[Aim of the task]
Report each line of the records below that uses the word "next".

[Data]

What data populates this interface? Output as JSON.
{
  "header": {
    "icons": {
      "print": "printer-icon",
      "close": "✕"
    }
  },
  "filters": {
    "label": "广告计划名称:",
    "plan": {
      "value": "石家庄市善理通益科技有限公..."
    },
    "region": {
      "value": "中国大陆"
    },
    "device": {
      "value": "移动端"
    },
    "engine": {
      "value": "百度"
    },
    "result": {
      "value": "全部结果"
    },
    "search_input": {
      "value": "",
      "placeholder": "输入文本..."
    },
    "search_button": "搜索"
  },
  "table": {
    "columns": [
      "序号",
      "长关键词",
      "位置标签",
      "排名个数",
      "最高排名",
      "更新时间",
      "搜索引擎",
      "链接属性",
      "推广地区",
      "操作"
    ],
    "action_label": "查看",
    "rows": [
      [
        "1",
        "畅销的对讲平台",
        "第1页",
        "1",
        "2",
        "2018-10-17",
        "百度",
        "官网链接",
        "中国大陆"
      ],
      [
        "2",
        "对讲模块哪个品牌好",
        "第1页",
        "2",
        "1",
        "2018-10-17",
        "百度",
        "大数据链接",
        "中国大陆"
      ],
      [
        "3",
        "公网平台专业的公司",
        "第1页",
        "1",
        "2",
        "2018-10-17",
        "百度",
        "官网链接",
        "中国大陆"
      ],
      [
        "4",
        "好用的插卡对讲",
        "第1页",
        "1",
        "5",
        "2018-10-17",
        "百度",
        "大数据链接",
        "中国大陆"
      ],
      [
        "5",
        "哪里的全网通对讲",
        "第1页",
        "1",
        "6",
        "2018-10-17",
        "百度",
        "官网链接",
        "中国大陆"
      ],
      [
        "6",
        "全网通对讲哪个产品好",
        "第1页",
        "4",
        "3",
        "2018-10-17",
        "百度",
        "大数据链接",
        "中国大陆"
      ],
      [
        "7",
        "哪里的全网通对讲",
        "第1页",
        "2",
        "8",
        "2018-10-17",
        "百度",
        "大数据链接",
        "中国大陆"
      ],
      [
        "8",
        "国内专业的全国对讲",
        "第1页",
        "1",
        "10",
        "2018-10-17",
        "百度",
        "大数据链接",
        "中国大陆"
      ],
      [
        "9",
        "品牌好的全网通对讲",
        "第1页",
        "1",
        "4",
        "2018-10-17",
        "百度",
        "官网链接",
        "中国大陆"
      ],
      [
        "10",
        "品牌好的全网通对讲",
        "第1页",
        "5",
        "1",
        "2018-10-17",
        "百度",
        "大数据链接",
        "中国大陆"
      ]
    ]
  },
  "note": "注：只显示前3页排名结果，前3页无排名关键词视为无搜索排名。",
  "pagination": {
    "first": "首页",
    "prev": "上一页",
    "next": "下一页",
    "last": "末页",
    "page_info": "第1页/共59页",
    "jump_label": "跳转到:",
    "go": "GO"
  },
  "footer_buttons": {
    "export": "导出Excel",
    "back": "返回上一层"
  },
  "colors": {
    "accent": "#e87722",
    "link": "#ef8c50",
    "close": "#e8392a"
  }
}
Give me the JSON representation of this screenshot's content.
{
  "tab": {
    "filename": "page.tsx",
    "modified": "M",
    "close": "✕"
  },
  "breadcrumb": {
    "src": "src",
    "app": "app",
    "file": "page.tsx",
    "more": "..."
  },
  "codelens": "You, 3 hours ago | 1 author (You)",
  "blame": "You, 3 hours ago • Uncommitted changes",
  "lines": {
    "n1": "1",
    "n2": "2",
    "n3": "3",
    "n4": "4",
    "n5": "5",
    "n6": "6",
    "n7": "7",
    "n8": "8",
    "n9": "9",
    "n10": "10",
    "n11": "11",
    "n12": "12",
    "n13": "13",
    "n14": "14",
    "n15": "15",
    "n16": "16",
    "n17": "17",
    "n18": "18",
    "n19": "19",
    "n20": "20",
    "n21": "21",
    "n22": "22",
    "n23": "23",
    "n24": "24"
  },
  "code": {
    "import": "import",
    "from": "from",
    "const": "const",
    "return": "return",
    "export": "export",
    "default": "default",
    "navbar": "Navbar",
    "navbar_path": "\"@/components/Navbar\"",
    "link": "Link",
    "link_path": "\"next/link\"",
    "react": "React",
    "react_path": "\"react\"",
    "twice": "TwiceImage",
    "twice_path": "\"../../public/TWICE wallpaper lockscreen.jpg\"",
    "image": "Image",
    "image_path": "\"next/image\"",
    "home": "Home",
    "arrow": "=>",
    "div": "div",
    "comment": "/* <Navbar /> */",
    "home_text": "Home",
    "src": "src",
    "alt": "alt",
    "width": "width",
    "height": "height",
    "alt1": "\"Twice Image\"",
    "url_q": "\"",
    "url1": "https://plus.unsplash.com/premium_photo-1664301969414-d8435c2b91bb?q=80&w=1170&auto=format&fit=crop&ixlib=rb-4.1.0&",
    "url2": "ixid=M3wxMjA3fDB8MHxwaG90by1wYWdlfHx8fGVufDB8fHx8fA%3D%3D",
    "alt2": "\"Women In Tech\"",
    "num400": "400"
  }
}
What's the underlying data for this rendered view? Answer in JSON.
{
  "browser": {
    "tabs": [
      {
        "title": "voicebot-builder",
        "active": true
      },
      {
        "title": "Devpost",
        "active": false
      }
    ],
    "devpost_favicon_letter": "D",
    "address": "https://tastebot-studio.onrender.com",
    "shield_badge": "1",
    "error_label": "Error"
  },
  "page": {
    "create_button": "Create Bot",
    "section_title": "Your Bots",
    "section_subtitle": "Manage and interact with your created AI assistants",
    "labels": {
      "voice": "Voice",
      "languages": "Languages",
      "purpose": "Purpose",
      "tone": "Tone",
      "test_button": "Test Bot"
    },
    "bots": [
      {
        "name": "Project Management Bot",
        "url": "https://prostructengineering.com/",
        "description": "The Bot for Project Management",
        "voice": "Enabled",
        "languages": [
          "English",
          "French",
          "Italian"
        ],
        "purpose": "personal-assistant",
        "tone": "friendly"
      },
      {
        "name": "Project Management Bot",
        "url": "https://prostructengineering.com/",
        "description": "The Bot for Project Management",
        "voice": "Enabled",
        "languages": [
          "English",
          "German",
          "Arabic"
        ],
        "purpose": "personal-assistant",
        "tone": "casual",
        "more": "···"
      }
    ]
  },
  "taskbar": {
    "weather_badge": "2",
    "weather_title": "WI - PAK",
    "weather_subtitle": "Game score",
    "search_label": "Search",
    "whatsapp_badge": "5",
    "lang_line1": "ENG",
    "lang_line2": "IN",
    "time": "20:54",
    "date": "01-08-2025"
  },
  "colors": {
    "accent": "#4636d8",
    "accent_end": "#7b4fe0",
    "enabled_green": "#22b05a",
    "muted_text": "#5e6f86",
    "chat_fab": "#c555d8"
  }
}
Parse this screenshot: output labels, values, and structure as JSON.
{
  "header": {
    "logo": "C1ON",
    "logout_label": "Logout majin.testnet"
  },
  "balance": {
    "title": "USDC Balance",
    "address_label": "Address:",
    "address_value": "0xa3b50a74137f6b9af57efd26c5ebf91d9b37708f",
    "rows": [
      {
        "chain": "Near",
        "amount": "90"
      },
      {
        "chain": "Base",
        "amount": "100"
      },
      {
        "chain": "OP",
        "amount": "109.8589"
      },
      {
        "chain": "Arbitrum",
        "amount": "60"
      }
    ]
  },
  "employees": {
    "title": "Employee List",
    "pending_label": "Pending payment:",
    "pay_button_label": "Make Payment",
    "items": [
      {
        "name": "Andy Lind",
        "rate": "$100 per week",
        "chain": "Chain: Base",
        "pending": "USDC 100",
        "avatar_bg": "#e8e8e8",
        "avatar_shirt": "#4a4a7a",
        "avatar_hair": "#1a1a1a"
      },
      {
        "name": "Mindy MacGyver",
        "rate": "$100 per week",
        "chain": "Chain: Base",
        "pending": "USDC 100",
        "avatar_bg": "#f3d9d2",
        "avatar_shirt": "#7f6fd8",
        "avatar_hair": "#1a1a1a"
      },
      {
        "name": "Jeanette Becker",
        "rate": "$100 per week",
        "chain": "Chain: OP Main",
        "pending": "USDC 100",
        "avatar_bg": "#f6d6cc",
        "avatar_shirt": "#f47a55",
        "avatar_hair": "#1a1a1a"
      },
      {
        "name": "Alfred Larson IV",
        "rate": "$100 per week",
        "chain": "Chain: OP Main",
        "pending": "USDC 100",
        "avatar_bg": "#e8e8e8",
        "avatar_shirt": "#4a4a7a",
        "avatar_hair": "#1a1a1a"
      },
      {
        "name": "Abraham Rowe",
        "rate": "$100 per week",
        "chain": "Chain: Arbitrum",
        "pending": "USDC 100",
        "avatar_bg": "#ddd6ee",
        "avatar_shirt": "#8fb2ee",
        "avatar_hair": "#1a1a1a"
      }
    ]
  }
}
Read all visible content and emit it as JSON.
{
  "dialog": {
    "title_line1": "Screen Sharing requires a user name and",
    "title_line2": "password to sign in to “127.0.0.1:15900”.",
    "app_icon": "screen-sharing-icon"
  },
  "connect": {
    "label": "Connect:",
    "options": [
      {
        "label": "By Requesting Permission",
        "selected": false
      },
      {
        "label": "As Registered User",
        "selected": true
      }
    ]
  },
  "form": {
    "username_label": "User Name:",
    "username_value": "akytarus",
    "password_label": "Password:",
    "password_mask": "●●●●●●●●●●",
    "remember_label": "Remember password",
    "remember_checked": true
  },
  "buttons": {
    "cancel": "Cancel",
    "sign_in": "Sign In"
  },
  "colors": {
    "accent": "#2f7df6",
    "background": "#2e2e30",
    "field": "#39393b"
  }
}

[Written reply]
    "next": "下一页",
    "link_path": "\"next/link\"",
    "image_path": "\"next/image\"",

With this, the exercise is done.